What is needed
Scan the data for "puppy" and copy the lines it appears in.

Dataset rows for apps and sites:
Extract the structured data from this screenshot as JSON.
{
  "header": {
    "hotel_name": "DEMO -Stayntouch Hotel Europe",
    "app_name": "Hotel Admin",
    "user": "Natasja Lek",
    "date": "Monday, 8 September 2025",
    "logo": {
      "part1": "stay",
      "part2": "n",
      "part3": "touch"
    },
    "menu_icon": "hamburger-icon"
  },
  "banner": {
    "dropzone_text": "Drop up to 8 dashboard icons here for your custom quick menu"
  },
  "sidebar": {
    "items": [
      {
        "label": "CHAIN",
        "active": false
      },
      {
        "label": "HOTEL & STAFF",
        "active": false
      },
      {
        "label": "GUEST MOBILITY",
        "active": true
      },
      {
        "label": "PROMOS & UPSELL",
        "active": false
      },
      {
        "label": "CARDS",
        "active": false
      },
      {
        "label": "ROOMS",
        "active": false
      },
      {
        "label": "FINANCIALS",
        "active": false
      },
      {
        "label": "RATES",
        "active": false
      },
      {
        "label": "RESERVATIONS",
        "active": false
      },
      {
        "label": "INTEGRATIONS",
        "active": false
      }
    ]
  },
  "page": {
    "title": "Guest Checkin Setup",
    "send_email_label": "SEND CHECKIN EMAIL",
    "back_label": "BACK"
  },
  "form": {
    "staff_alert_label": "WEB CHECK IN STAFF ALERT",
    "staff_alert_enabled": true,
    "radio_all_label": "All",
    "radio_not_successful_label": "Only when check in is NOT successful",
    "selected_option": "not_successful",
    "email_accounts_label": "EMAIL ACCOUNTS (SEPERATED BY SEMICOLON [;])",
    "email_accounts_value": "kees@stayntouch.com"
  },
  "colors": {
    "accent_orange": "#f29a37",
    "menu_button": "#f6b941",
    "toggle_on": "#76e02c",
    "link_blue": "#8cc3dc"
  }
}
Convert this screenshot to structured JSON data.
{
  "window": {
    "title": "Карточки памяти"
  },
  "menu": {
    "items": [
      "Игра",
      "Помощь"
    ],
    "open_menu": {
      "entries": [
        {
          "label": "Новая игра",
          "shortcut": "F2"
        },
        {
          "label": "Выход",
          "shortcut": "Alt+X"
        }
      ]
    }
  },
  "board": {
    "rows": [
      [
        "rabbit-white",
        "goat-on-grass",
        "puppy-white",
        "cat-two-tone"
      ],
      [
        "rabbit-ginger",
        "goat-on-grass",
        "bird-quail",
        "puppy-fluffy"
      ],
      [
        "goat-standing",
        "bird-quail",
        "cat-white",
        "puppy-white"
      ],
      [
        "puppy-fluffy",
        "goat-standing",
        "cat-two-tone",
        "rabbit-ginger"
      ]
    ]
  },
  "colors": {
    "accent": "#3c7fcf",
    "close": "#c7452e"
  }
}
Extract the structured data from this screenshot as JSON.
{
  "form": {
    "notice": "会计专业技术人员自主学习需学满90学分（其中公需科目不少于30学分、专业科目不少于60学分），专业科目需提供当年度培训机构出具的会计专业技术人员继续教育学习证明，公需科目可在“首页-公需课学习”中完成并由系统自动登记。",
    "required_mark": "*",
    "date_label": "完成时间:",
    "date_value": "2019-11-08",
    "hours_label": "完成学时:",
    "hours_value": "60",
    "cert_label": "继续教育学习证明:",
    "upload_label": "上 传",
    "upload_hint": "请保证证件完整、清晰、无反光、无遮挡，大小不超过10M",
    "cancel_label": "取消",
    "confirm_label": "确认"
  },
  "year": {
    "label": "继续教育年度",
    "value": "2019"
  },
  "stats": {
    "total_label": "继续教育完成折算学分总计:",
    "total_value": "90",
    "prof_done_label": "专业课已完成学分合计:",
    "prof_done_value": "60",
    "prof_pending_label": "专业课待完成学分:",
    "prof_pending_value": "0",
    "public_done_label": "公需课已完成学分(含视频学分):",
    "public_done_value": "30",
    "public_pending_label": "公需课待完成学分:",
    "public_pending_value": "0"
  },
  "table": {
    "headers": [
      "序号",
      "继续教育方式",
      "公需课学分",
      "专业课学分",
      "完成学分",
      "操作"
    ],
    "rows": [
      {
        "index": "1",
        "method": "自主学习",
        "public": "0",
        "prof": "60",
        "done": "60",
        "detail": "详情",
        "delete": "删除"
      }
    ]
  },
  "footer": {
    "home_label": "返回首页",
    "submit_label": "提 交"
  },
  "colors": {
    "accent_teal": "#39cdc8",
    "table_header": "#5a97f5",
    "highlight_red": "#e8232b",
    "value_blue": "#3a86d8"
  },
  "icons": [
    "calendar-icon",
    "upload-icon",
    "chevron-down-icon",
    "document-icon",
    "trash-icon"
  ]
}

Exercise solution
        "puppy-white",
        "puppy-fluffy"
        "puppy-white"
        "puppy-fluffy",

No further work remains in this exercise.